## What you have to do:
Give the records again exactly as written. Leave out the pictures.

[Opening Data for review section]

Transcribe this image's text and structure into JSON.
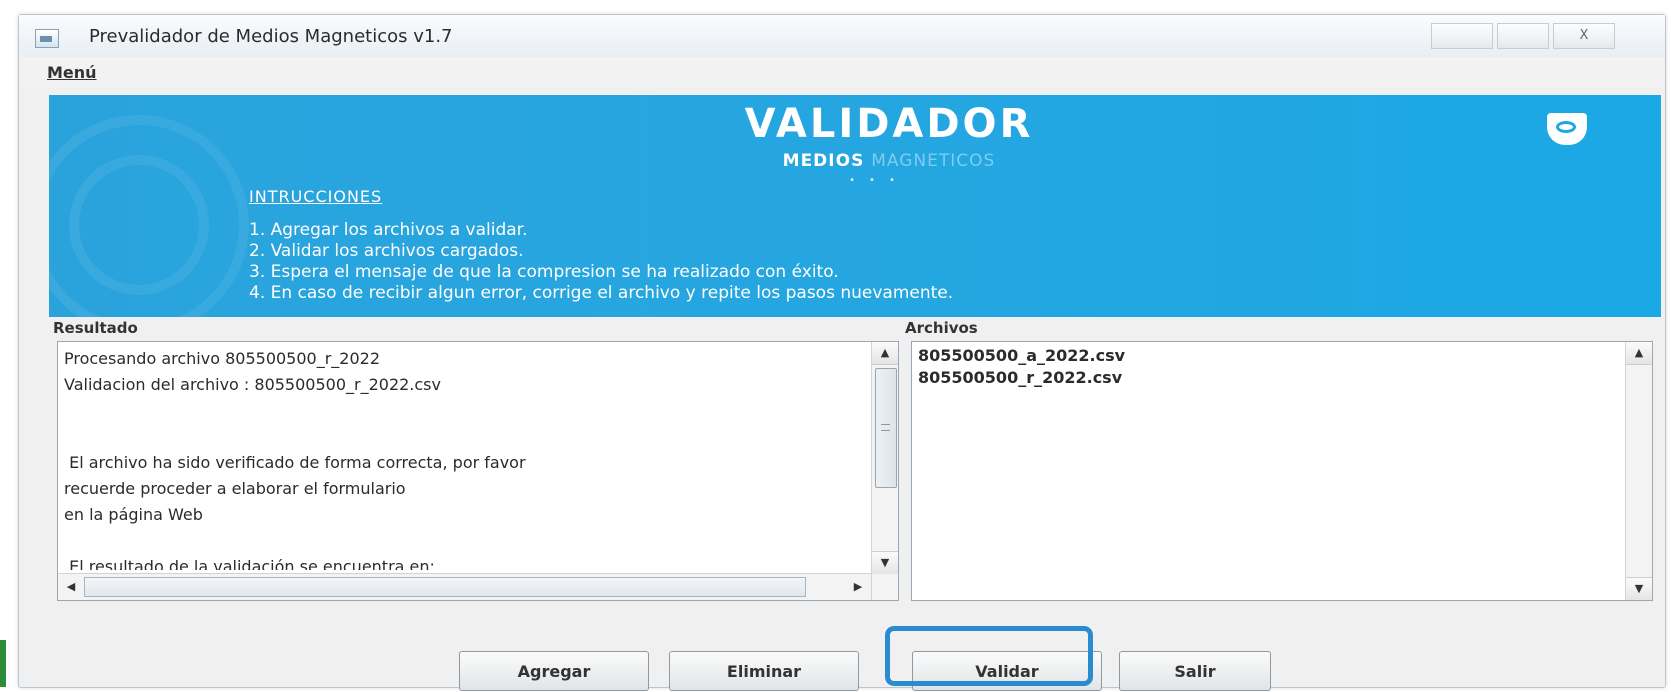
{
  "window": {
    "title": "Prevalidador de Medios Magneticos v1.7",
    "controls": {
      "minimize": "",
      "maximize": "",
      "close": "X"
    }
  },
  "menubar": {
    "items": [
      "Menú"
    ]
  },
  "banner": {
    "title": "VALIDADOR",
    "subtitle_bold": "MEDIOS",
    "subtitle_light": "MAGNETICOS",
    "dots": "•••",
    "org_label": "",
    "instructions_heading": "INTRUCCIONES",
    "instructions": [
      "1. Agregar los archivos a validar.",
      "2. Validar los archivos cargados.",
      "3. Espera el mensaje de que la compresion se ha realizado con éxito.",
      "4. En caso de recibir algun error, corrige el archivo y repite los pasos nuevamente."
    ]
  },
  "resultado": {
    "label": "Resultado",
    "text": "Procesando archivo 805500500_r_2022\nValidacion del archivo : 805500500_r_2022.csv\n\n\n El archivo ha sido verificado de forma correcta, por favor\nrecuerde proceder a elaborar el formulario\nen la página Web\n\n El resultado de la validación se encuentra en:\nD:\\Documentos del Sistema\\Desktop\\Medios Magneticos Ca\n*******************************************"
  },
  "archivos": {
    "label": "Archivos",
    "files": [
      "805500500_a_2022.csv",
      "805500500_r_2022.csv"
    ]
  },
  "buttons": {
    "agregar": "Agregar",
    "eliminar": "Eliminar",
    "validar": "Validar",
    "salir": "Salir"
  },
  "colors": {
    "banner": "#26a6e0",
    "focus": "#2a8bd1",
    "window_bg": "#f0f0f0"
  },
  "icons": {
    "app": "window-app-icon",
    "org": "shield-icon"
  }
}
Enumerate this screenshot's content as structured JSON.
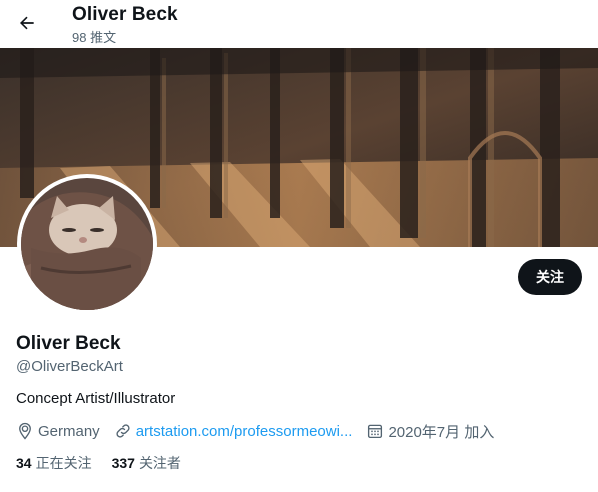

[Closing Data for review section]

## Written answer:
Transcribe this image's text and structure into JSON.
{
  "window": {
    "title": "Prevalidador de Medios Magneticos v1.7",
    "controls": {
      "minimize": "",
      "maximize": "",
      "close": "X"
    }
  },
  "menubar": {
    "items": [
      "Menú"
    ]
  },
  "banner": {
    "title": "VALIDADOR",
    "subtitle_bold": "MEDIOS",
    "subtitle_light": "MAGNETICOS",
    "dots": "•••",
    "org_label": "",
    "instructions_heading": "INTRUCCIONES",
    "instructions": [
      "1. Agregar los archivos a validar.",
      "2. Validar los archivos cargados.",
      "3. Espera el mensaje de que la compresion se ha realizado con éxito.",
      "4. En caso de recibir algun error, corrige el archivo y repite los pasos nuevamente."
    ]
  },
  "resultado": {
    "label": "Resultado",
    "text": "Procesando archivo 805500500_r_2022\nValidacion del archivo : 805500500_r_2022.csv\n\n\n El archivo ha sido verificado de forma correcta, por favor\nrecuerde proceder a elaborar el formulario\nen la página Web\n\n El resultado de la validación se encuentra en:\nD:\\Documentos del Sistema\\Desktop\\Medios Magneticos Ca\n*******************************************"
  },
  "archivos": {
    "label": "Archivos",
    "files": [
      "805500500_a_2022.csv",
      "805500500_r_2022.csv"
    ]
  },
  "buttons": {
    "agregar": "Agregar",
    "eliminar": "Eliminar",
    "validar": "Validar",
    "salir": "Salir"
  },
  "colors": {
    "banner": "#26a6e0",
    "focus": "#2a8bd1",
    "window_bg": "#f0f0f0"
  },
  "icons": {
    "app": "window-app-icon",
    "org": "shield-icon"
  }
}
Enumerate this screenshot's content as structured JSON.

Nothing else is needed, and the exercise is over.